Stored entries
§ §

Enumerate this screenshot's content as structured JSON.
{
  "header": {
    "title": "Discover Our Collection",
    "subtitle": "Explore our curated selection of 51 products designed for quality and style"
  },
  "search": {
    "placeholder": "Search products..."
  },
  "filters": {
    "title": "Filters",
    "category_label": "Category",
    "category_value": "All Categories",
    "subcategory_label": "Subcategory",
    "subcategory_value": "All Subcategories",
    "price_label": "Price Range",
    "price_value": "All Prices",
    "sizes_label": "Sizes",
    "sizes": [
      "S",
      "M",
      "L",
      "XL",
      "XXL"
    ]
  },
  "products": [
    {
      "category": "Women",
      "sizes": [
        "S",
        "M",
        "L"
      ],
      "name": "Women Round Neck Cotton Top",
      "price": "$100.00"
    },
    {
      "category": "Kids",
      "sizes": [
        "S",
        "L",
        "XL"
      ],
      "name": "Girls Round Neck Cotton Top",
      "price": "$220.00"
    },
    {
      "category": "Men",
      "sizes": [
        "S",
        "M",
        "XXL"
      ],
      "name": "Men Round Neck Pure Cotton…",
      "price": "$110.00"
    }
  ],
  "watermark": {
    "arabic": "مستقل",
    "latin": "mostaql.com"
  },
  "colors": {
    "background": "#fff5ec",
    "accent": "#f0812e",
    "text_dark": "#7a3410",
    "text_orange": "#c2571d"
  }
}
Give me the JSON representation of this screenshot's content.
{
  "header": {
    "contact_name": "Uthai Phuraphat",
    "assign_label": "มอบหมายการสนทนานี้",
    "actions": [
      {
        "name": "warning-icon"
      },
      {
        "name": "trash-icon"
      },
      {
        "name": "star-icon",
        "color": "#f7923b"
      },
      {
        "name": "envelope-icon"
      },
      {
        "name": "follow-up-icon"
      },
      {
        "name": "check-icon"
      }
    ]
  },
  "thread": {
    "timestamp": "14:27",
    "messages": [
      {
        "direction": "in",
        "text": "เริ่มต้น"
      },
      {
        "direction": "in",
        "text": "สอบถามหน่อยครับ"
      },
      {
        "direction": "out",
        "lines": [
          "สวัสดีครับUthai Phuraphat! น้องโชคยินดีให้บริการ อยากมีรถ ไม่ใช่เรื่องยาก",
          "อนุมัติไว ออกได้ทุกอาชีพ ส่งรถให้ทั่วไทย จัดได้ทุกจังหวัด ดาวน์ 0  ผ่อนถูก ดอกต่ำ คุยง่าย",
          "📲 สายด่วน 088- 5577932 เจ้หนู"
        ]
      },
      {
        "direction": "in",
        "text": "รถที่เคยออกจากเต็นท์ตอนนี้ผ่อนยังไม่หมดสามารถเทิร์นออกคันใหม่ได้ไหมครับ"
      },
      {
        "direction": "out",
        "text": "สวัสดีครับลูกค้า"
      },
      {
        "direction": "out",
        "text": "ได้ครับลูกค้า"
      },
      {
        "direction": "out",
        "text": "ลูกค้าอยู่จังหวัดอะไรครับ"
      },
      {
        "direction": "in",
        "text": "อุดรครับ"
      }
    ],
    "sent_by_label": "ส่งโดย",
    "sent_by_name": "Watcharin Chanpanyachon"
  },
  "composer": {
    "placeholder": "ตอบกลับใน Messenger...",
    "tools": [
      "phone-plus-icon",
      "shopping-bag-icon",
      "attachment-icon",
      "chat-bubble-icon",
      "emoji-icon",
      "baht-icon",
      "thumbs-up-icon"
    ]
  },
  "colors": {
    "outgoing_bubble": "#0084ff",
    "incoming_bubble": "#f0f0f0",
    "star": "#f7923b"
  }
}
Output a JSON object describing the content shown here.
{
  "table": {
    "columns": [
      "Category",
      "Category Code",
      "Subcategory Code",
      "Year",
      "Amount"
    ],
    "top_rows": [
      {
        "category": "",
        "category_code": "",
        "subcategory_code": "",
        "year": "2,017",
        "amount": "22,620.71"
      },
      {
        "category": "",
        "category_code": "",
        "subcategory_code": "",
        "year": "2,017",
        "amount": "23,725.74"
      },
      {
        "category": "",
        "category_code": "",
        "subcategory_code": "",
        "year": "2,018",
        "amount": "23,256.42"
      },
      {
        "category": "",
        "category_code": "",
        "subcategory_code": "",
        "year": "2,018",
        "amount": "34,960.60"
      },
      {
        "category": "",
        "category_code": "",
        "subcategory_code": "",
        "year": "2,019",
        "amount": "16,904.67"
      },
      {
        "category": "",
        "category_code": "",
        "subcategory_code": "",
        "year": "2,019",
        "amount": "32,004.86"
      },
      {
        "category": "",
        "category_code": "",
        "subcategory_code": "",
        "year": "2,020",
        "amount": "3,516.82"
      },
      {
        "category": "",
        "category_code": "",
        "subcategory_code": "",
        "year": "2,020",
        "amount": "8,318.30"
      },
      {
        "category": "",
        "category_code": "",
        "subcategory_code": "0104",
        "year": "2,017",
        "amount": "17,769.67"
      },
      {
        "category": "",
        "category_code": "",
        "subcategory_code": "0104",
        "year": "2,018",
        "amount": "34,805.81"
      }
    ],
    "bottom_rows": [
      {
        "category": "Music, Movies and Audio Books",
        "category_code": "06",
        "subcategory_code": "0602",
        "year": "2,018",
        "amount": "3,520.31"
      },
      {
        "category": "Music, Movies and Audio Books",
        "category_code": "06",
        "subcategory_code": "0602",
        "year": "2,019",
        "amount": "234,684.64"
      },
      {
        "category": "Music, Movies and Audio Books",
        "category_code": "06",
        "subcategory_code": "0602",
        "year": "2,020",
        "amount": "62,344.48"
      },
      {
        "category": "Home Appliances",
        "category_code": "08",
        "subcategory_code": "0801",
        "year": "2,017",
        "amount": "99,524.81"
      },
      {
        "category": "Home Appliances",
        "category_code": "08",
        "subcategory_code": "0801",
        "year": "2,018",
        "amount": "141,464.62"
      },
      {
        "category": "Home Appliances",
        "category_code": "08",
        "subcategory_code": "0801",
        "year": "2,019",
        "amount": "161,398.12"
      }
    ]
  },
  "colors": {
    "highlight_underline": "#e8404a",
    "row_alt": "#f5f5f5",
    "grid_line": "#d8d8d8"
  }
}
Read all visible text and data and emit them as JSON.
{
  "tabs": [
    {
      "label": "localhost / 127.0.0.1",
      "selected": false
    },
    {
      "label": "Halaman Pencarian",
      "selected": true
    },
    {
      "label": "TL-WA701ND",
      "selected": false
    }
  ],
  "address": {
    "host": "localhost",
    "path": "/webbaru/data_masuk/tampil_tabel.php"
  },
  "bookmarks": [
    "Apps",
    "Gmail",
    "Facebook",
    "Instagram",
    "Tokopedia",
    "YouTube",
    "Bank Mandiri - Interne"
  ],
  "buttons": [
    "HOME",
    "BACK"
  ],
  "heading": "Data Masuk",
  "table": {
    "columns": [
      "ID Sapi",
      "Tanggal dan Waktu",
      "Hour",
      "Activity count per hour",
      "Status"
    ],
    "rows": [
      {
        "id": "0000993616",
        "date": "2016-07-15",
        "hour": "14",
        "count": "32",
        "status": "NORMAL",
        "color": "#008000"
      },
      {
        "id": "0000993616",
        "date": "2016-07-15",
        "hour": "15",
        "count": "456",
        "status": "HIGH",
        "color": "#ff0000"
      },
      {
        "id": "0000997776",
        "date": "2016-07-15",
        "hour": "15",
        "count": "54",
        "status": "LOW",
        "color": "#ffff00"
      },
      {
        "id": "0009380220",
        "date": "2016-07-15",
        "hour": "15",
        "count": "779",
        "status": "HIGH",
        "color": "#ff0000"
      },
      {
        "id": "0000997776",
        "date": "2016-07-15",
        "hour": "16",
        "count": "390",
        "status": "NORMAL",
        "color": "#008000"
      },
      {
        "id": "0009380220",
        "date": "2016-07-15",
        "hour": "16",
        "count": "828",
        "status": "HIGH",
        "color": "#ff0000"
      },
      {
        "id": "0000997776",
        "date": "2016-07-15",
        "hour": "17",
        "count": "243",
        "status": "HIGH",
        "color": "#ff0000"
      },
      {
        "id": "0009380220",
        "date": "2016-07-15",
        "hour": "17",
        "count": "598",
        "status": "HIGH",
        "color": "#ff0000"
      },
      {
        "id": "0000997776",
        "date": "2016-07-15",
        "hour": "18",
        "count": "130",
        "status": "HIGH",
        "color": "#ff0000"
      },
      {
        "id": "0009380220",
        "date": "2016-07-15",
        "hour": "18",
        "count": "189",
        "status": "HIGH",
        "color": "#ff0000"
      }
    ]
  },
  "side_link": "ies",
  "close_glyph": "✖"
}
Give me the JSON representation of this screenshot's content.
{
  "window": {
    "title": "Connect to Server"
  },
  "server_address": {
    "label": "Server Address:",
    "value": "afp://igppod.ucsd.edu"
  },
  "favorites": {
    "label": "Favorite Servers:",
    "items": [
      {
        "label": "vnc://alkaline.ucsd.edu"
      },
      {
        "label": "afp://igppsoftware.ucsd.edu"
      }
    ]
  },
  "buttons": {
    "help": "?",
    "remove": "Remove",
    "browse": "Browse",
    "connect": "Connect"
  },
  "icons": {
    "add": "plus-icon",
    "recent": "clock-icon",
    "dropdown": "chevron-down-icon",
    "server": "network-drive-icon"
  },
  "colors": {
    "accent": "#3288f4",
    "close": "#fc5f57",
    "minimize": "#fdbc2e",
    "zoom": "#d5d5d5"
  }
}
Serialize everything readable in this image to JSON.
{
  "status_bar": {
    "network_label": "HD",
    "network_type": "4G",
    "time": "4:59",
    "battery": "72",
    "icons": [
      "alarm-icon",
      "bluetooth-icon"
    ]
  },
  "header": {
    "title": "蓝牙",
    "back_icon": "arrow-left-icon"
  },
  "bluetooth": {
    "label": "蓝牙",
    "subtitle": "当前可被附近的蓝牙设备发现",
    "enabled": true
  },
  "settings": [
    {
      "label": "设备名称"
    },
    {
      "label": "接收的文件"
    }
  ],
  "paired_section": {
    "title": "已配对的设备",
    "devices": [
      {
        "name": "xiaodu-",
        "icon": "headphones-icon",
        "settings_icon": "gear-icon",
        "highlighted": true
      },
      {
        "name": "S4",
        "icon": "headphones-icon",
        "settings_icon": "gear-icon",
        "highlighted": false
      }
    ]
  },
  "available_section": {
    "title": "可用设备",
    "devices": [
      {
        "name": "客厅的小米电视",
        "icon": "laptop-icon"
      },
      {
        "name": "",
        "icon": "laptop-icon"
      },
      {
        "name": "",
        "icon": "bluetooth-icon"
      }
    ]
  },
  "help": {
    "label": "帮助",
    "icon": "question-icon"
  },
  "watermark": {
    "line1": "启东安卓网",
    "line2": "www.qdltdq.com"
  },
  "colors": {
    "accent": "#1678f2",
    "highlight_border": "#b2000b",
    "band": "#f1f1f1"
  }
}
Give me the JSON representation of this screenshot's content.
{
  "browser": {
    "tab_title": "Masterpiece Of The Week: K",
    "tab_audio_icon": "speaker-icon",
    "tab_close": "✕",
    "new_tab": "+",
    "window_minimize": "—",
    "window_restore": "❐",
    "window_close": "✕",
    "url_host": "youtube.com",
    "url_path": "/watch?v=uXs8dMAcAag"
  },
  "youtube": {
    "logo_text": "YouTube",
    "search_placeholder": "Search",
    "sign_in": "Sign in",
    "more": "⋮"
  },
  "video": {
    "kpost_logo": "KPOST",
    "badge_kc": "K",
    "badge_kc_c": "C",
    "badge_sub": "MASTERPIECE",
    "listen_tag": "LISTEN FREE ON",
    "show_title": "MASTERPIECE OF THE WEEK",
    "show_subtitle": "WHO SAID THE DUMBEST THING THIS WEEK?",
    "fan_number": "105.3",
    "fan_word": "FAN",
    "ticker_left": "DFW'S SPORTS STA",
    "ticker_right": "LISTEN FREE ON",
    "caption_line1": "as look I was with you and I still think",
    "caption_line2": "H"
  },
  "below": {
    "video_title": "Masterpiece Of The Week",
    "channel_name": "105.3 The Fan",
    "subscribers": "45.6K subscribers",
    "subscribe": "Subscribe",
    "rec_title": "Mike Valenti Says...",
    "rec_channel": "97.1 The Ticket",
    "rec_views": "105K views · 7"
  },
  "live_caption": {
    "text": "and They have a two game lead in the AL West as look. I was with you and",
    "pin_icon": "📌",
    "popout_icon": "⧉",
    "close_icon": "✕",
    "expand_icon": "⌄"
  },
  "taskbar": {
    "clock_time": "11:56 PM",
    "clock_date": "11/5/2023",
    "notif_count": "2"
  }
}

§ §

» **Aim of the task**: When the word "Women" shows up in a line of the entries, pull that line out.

» **Expected answer**:
      "category": "Women",
      "name": "Women Round Neck Cotton Top",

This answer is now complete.